BEGIN Input material
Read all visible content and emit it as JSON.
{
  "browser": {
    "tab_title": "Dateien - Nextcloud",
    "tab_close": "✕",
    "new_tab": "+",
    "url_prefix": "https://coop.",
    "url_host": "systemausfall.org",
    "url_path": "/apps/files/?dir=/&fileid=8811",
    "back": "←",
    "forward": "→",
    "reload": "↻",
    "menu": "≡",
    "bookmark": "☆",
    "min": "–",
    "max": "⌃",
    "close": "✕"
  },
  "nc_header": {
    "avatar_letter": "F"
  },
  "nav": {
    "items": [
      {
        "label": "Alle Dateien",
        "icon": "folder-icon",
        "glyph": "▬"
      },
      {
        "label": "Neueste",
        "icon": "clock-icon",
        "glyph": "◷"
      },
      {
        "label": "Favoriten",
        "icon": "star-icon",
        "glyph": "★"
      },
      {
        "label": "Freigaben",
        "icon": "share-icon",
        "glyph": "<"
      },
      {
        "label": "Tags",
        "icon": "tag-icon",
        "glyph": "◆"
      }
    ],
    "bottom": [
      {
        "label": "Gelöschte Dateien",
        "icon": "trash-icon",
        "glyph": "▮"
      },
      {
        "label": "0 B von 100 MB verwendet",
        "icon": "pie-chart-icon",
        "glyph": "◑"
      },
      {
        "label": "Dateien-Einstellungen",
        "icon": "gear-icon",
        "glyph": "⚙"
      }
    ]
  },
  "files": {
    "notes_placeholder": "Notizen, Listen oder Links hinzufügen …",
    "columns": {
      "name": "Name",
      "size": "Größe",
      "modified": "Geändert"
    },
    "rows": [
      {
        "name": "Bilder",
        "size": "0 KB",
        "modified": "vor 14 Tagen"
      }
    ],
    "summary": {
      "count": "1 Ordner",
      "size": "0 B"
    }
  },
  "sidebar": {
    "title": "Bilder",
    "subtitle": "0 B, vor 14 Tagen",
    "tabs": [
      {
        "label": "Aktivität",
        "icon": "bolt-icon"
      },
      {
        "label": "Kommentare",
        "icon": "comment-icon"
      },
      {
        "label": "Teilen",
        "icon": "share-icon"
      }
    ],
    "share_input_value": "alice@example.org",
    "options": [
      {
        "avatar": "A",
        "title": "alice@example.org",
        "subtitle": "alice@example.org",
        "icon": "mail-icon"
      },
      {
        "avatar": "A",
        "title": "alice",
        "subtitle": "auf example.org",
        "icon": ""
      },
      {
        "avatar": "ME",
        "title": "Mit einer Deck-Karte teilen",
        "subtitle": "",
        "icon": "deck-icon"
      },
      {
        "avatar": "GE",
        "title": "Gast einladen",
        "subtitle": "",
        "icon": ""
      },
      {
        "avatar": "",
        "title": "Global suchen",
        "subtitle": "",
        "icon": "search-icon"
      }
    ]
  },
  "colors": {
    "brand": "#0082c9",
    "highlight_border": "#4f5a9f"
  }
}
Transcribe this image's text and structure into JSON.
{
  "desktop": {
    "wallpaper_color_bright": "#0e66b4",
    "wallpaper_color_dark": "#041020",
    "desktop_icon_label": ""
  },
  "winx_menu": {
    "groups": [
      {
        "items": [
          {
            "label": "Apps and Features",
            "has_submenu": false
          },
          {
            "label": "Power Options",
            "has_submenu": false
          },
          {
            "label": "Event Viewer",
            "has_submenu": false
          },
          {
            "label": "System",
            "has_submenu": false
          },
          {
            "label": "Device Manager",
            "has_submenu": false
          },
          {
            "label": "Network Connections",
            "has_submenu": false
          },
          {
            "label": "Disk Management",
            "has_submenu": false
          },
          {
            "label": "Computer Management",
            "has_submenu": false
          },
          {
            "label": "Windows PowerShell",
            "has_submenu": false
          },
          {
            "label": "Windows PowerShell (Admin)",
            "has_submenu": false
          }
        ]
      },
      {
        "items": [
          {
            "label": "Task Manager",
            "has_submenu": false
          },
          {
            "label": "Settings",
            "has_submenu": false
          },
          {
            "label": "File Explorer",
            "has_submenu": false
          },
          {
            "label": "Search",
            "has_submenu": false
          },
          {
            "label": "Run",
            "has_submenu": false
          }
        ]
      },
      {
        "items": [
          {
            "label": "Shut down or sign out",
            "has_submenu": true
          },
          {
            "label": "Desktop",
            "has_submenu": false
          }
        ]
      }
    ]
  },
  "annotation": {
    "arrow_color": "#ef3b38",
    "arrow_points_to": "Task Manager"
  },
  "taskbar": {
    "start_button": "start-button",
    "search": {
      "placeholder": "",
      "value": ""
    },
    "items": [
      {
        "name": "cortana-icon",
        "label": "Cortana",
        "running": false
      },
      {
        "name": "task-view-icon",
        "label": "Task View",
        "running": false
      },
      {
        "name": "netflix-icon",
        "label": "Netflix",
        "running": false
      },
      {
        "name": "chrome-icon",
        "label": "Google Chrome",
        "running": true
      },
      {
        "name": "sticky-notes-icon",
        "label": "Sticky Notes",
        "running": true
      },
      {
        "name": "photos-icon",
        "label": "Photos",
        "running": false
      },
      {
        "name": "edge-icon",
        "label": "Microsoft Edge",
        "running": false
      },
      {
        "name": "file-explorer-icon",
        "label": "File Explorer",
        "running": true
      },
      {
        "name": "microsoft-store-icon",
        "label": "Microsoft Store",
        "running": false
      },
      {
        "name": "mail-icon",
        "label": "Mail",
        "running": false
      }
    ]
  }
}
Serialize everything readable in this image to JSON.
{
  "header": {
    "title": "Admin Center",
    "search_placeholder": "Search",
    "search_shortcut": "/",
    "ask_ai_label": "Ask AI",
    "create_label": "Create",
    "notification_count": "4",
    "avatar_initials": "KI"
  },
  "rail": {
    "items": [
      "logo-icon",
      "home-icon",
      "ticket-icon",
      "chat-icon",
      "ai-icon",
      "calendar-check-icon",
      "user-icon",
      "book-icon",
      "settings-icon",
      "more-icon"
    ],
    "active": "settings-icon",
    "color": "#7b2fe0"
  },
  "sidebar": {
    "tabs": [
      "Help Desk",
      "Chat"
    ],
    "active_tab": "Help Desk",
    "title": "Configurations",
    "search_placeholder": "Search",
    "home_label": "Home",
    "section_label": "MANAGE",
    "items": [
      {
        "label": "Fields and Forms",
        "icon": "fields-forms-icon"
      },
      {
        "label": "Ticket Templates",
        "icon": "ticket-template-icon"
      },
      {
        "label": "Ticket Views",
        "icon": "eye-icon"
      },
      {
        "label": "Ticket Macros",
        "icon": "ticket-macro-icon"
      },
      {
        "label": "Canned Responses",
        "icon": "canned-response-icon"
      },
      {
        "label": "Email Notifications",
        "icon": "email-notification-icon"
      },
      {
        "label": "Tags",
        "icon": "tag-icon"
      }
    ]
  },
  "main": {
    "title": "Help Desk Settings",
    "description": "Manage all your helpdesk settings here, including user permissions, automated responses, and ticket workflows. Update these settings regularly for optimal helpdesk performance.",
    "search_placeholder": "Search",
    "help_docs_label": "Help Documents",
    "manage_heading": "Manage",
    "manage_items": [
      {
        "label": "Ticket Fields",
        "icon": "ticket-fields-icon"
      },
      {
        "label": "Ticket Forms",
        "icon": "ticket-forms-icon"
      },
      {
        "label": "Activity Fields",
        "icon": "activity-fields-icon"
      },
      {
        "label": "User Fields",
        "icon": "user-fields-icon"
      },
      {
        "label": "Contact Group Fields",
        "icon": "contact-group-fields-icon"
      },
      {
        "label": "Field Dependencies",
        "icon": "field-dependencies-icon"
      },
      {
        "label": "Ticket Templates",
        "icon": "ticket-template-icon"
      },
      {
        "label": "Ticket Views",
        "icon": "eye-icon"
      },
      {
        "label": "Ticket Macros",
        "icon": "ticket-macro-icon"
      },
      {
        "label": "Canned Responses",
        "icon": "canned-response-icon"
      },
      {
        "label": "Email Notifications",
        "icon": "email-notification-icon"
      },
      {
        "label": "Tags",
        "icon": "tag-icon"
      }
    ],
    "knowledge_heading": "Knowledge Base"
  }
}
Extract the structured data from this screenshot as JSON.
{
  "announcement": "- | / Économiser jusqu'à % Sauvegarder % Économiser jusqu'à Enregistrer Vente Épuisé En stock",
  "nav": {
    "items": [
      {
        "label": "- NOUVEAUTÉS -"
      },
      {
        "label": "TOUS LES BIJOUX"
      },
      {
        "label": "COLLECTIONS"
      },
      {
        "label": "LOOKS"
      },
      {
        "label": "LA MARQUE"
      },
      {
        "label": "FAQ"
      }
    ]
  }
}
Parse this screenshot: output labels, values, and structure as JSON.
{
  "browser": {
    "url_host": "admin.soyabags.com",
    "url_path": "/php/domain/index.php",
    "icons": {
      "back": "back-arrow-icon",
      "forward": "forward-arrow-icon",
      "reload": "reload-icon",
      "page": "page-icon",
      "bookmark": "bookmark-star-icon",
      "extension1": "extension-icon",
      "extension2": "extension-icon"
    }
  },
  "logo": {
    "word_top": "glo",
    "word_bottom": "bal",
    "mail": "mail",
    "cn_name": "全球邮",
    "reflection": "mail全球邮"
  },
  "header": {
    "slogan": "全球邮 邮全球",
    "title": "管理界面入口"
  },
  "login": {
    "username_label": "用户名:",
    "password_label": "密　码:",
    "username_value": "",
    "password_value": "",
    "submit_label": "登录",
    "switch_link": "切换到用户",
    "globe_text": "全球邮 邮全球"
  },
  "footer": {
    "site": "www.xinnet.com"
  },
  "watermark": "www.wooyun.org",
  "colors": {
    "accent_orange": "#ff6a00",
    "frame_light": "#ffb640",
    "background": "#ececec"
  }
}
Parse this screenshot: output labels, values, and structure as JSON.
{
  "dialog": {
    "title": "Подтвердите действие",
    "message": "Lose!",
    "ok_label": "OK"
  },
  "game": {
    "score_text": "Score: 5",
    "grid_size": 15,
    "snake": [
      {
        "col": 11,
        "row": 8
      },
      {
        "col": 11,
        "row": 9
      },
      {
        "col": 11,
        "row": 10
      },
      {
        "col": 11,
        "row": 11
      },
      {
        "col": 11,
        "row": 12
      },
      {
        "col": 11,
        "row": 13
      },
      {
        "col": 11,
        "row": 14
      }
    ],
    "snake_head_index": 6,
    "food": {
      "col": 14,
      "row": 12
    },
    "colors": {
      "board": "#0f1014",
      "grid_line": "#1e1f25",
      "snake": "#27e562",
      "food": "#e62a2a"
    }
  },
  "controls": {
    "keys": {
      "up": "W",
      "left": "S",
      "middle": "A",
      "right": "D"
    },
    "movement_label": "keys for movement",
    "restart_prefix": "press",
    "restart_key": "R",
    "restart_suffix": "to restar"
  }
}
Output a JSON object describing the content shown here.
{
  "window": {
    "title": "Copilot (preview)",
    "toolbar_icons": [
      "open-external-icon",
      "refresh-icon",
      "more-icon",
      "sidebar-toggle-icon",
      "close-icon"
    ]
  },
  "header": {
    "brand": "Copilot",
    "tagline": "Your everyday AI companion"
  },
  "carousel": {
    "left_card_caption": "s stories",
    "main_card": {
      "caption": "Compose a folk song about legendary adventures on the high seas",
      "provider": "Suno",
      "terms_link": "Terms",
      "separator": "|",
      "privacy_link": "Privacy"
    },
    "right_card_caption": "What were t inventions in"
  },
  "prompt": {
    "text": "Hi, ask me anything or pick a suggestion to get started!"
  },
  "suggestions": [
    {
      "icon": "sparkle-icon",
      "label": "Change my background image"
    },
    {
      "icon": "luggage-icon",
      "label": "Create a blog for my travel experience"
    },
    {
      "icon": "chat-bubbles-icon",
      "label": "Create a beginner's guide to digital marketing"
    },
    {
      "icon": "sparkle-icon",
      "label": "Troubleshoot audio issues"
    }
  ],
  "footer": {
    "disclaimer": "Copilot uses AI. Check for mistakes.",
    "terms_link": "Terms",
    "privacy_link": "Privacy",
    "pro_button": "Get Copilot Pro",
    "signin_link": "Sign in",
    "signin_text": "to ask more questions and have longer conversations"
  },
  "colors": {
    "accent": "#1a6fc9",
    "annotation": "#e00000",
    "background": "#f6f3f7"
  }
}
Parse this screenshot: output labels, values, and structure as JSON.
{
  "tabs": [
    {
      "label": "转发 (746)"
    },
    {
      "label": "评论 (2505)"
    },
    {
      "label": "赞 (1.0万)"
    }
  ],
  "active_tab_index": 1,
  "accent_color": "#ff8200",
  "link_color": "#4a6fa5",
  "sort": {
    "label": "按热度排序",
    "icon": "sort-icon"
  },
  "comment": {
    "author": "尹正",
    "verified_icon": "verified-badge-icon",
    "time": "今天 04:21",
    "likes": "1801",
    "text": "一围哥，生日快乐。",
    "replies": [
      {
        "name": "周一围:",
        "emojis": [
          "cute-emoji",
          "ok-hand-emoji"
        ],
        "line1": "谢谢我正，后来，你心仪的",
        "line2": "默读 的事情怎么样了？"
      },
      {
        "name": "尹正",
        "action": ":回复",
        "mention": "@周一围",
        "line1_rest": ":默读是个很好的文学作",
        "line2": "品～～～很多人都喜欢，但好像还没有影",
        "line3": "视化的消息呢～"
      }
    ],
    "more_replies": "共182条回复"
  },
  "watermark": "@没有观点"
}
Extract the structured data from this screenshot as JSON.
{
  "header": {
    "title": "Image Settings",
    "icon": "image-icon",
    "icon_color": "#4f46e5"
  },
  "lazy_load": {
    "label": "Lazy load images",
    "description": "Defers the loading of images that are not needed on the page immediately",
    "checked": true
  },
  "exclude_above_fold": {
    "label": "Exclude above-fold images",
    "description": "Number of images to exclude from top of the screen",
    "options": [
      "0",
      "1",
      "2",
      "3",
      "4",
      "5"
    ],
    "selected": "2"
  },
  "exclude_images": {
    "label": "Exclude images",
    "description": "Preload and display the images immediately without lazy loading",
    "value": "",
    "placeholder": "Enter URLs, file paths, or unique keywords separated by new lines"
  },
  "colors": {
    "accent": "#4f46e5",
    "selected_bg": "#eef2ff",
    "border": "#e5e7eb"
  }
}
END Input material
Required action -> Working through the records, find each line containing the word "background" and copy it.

Written response ->
    "background": "#ececec"
      "label": "Change my background image"
    "background": "#f6f3f7"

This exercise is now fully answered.